## Requirement
Set down the records exactly as they stand, except for any pictures, which you should omit.

## Records for processing

★ ★ ★ ★ ★

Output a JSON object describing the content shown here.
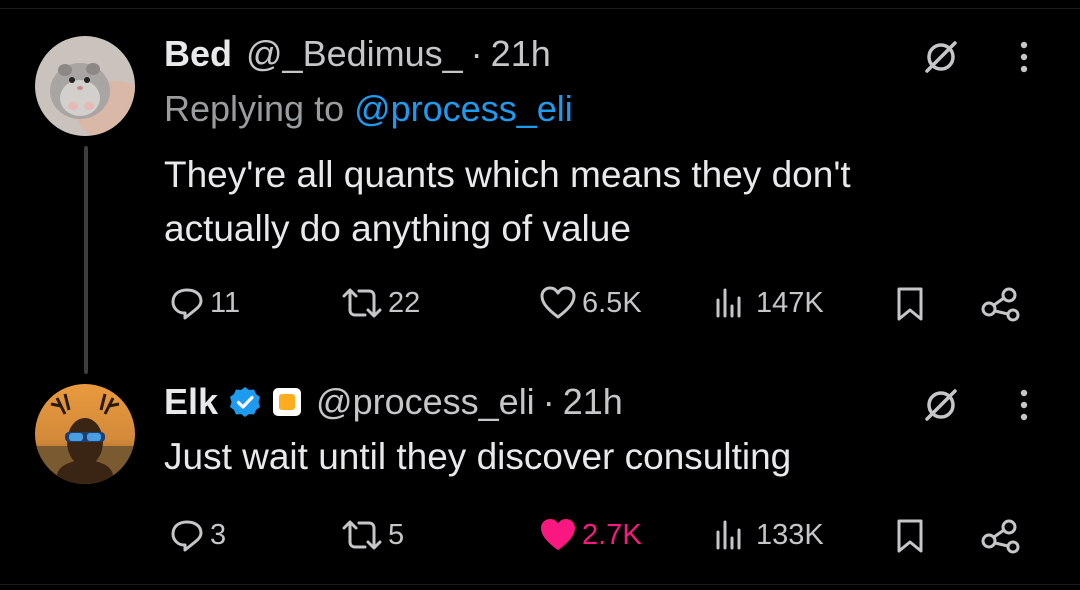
{
  "tweets": [
    {
      "name": "Bed",
      "handle": "@_Bedimus_",
      "separator": "·",
      "time": "21h",
      "replying_prefix": "Replying to ",
      "replying_to": "@process_eli",
      "text_lines": [
        "They're all quants which means they don't",
        "actually do anything of value"
      ],
      "replies": "11",
      "retweets": "22",
      "likes": "6.5K",
      "views": "147K",
      "liked": false
    },
    {
      "name": "Elk",
      "handle": "@process_eli",
      "separator": "·",
      "time": "21h",
      "text_lines": [
        "Just wait until they discover consulting"
      ],
      "replies": "3",
      "retweets": "5",
      "likes": "2.7K",
      "views": "133K",
      "liked": true
    }
  ],
  "colors": {
    "background": "#000000",
    "text": "#e7e9ea",
    "muted": "#c4c6c8",
    "link": "#1d9bf0",
    "like_active": "#f91880",
    "verified": "#1d9bf0",
    "affiliate_badge": "#ffad1f"
  },
  "icons": [
    "grok-icon",
    "more-icon",
    "reply-icon",
    "retweet-icon",
    "like-icon",
    "views-icon",
    "bookmark-icon",
    "share-icon",
    "verified-icon",
    "affiliate-badge-icon"
  ]
}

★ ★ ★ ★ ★

## Response to the exercise
Output a JSON object describing the content shown here.
{
  "tweets": [
    {
      "name": "Bed",
      "handle": "@_Bedimus_",
      "separator": "·",
      "time": "21h",
      "replying_prefix": "Replying to ",
      "replying_to": "@process_eli",
      "text_lines": [
        "They're all quants which means they don't",
        "actually do anything of value"
      ],
      "replies": "11",
      "retweets": "22",
      "likes": "6.5K",
      "views": "147K",
      "liked": false
    },
    {
      "name": "Elk",
      "handle": "@process_eli",
      "separator": "·",
      "time": "21h",
      "text_lines": [
        "Just wait until they discover consulting"
      ],
      "replies": "3",
      "retweets": "5",
      "likes": "2.7K",
      "views": "133K",
      "liked": true
    }
  ],
  "colors": {
    "background": "#000000",
    "text": "#e7e9ea",
    "muted": "#c4c6c8",
    "link": "#1d9bf0",
    "like_active": "#f91880",
    "verified": "#1d9bf0",
    "affiliate_badge": "#ffad1f"
  },
  "icons": [
    "grok-icon",
    "more-icon",
    "reply-icon",
    "retweet-icon",
    "like-icon",
    "views-icon",
    "bookmark-icon",
    "share-icon",
    "verified-icon",
    "affiliate-badge-icon"
  ]
}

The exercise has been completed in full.